→ Assignment
Print out the data below in full, exactly as written.

[Start of section]

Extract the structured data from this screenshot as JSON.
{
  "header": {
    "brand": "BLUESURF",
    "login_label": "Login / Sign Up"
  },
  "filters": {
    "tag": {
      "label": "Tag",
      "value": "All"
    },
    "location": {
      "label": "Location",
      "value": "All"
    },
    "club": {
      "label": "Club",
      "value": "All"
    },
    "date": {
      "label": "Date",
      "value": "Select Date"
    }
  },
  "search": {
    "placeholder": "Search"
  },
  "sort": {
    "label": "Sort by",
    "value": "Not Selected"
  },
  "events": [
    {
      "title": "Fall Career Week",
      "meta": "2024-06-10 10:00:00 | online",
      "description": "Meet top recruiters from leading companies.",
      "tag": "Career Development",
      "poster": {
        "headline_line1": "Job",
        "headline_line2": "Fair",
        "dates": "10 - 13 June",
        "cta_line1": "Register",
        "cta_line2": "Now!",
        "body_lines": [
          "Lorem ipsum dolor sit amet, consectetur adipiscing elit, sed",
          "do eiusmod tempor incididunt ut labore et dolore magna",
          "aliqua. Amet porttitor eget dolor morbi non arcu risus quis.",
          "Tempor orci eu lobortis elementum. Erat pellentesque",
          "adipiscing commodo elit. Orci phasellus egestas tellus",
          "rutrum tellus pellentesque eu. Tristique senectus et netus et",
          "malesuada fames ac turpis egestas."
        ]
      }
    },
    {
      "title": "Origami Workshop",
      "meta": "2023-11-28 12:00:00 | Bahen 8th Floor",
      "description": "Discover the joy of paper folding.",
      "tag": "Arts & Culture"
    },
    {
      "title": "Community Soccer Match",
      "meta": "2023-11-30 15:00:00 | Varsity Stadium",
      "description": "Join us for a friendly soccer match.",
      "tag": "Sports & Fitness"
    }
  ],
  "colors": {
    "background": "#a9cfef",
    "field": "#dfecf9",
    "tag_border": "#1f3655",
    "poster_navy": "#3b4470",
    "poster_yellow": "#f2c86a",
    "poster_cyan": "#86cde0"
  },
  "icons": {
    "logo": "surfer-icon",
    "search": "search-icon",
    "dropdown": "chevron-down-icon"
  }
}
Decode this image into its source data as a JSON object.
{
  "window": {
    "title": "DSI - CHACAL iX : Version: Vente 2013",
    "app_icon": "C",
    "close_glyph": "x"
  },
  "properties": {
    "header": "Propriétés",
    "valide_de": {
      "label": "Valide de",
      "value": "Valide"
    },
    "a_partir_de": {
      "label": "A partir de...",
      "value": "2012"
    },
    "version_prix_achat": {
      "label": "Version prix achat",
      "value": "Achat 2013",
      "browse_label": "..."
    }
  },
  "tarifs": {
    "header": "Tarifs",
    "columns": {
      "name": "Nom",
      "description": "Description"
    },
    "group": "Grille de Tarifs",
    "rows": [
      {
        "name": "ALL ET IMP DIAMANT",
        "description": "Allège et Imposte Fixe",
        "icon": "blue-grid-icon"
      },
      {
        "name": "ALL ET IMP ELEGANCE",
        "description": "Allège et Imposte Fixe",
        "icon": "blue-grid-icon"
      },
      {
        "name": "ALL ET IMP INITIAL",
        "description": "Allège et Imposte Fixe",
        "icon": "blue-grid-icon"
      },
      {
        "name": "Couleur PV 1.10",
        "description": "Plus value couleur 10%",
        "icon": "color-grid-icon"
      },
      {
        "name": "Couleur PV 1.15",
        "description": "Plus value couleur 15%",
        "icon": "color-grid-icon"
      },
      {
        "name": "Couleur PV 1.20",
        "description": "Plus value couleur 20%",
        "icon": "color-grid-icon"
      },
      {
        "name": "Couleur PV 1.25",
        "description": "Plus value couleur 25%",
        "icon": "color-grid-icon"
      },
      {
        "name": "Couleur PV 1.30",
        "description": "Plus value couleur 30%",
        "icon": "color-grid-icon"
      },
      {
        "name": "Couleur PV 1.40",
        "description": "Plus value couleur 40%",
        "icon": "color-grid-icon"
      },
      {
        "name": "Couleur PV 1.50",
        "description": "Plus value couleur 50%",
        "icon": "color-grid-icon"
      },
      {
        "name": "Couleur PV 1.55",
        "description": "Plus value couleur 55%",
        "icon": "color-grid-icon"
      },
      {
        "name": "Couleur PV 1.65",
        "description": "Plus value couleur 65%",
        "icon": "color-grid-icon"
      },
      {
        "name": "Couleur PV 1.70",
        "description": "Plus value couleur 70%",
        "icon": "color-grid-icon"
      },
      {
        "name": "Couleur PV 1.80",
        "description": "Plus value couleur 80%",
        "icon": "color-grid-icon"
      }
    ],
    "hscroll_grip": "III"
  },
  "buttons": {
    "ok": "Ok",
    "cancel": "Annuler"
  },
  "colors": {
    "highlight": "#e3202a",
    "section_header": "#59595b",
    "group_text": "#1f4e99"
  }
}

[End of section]

→ Exercise output
Extract the structured data from this screenshot as JSON.
{
  "header": {
    "brand": "BLUESURF",
    "login_label": "Login / Sign Up"
  },
  "filters": {
    "tag": {
      "label": "Tag",
      "value": "All"
    },
    "location": {
      "label": "Location",
      "value": "All"
    },
    "club": {
      "label": "Club",
      "value": "All"
    },
    "date": {
      "label": "Date",
      "value": "Select Date"
    }
  },
  "search": {
    "placeholder": "Search"
  },
  "sort": {
    "label": "Sort by",
    "value": "Not Selected"
  },
  "events": [
    {
      "title": "Fall Career Week",
      "meta": "2024-06-10 10:00:00 | online",
      "description": "Meet top recruiters from leading companies.",
      "tag": "Career Development",
      "poster": {
        "headline_line1": "Job",
        "headline_line2": "Fair",
        "dates": "10 - 13 June",
        "cta_line1": "Register",
        "cta_line2": "Now!",
        "body_lines": [
          "Lorem ipsum dolor sit amet, consectetur adipiscing elit, sed",
          "do eiusmod tempor incididunt ut labore et dolore magna",
          "aliqua. Amet porttitor eget dolor morbi non arcu risus quis.",
          "Tempor orci eu lobortis elementum. Erat pellentesque",
          "adipiscing commodo elit. Orci phasellus egestas tellus",
          "rutrum tellus pellentesque eu. Tristique senectus et netus et",
          "malesuada fames ac turpis egestas."
        ]
      }
    },
    {
      "title": "Origami Workshop",
      "meta": "2023-11-28 12:00:00 | Bahen 8th Floor",
      "description": "Discover the joy of paper folding.",
      "tag": "Arts & Culture"
    },
    {
      "title": "Community Soccer Match",
      "meta": "2023-11-30 15:00:00 | Varsity Stadium",
      "description": "Join us for a friendly soccer match.",
      "tag": "Sports & Fitness"
    }
  ],
  "colors": {
    "background": "#a9cfef",
    "field": "#dfecf9",
    "tag_border": "#1f3655",
    "poster_navy": "#3b4470",
    "poster_yellow": "#f2c86a",
    "poster_cyan": "#86cde0"
  },
  "icons": {
    "logo": "surfer-icon",
    "search": "search-icon",
    "dropdown": "chevron-down-icon"
  }
}
Decode this image into its source data as a JSON object.
{
  "window": {
    "title": "DSI - CHACAL iX : Version: Vente 2013",
    "app_icon": "C",
    "close_glyph": "x"
  },
  "properties": {
    "header": "Propriétés",
    "valide_de": {
      "label": "Valide de",
      "value": "Valide"
    },
    "a_partir_de": {
      "label": "A partir de...",
      "value": "2012"
    },
    "version_prix_achat": {
      "label": "Version prix achat",
      "value": "Achat 2013",
      "browse_label": "..."
    }
  },
  "tarifs": {
    "header": "Tarifs",
    "columns": {
      "name": "Nom",
      "description": "Description"
    },
    "group": "Grille de Tarifs",
    "rows": [
      {
        "name": "ALL ET IMP DIAMANT",
        "description": "Allège et Imposte Fixe",
        "icon": "blue-grid-icon"
      },
      {
        "name": "ALL ET IMP ELEGANCE",
        "description": "Allège et Imposte Fixe",
        "icon": "blue-grid-icon"
      },
      {
        "name": "ALL ET IMP INITIAL",
        "description": "Allège et Imposte Fixe",
        "icon": "blue-grid-icon"
      },
      {
        "name": "Couleur PV 1.10",
        "description": "Plus value couleur 10%",
        "icon": "color-grid-icon"
      },
      {
        "name": "Couleur PV 1.15",
        "description": "Plus value couleur 15%",
        "icon": "color-grid-icon"
      },
      {
        "name": "Couleur PV 1.20",
        "description": "Plus value couleur 20%",
        "icon": "color-grid-icon"
      },
      {
        "name": "Couleur PV 1.25",
        "description": "Plus value couleur 25%",
        "icon": "color-grid-icon"
      },
      {
        "name": "Couleur PV 1.30",
        "description": "Plus value couleur 30%",
        "icon": "color-grid-icon"
      },
      {
        "name": "Couleur PV 1.40",
        "description": "Plus value couleur 40%",
        "icon": "color-grid-icon"
      },
      {
        "name": "Couleur PV 1.50",
        "description": "Plus value couleur 50%",
        "icon": "color-grid-icon"
      },
      {
        "name": "Couleur PV 1.55",
        "description": "Plus value couleur 55%",
        "icon": "color-grid-icon"
      },
      {
        "name": "Couleur PV 1.65",
        "description": "Plus value couleur 65%",
        "icon": "color-grid-icon"
      },
      {
        "name": "Couleur PV 1.70",
        "description": "Plus value couleur 70%",
        "icon": "color-grid-icon"
      },
      {
        "name": "Couleur PV 1.80",
        "description": "Plus value couleur 80%",
        "icon": "color-grid-icon"
      }
    ],
    "hscroll_grip": "III"
  },
  "buttons": {
    "ok": "Ok",
    "cancel": "Annuler"
  },
  "colors": {
    "highlight": "#e3202a",
    "section_header": "#59595b",
    "group_text": "#1f4e99"
  }
}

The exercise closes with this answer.